Sunday, December 12, 2010

Window of critiquability

"If you do bring a song, it would be more constructive to do one that's still in progress, as opposed to a song that's finished and set in stone."

So advised local singer/songwriter Duncan Stitt, who was hosting an open mic in which audience members critiqued the performers' original songs. I understood what he meant. It's difficult to tinker with a tune you finished ages ago. On the other hand, my latest song-in-progress contained long passages with lyrics yet unwritten. I'd have to sing "na na na" through half of it. It's one thing to ask your listeners for feedback on what's there, another to ask them what I should write.

The problem is, I'm not one of those songwriters who dashes off a first draft, then goes back and carefully edits. I rewrite as I go. If a word or a line doesn't sound right, I keep chipping away at it until it does. By the time I've filled in all the words, I've pretty much got the song the way I want it.

The optimal time for me to offer something up for critique is when it's just about finished, but I'm unsatisfied with one or two lines. That's not a very large window to work with.

I either need to change the way I write or become more open to messing with older songs.


Jeff Shattuck said...

I think it depends on why you're having your song critiqued. If you want some help in writing/finishing it, then I suppose Duncan is right. But if you want to know what people think of your creation, "finished" work is the way to go. And if it bombs, rework it or just write something new (easier said than done, I know!).

cinderkeys said...
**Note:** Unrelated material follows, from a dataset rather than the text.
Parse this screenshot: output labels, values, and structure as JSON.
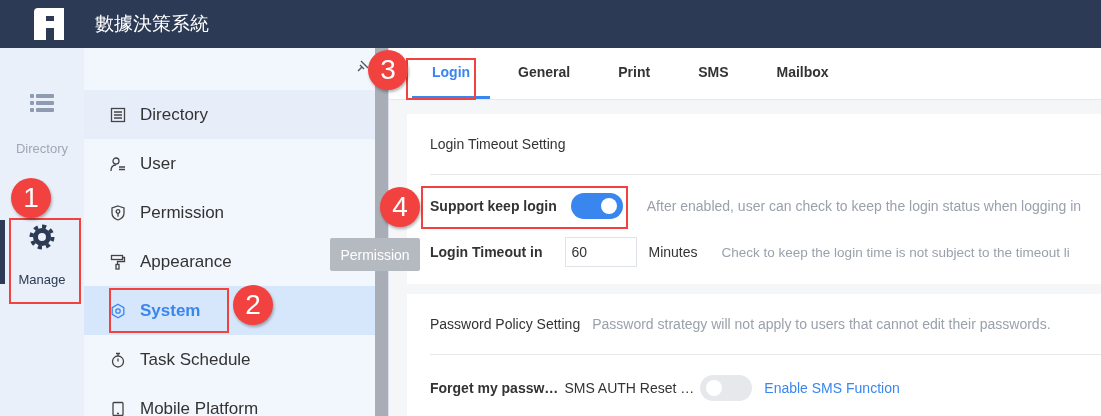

Heh. Much easier said than done. I should have mentioned in that post how slowly I work most of the time. If somebody tells me, "Y'know, those two lines aren't as good as the rest of the song," I think, it took me three weeks to think of those two lines, and that was after discarding scores of possibilities. This is as good as it gets. :)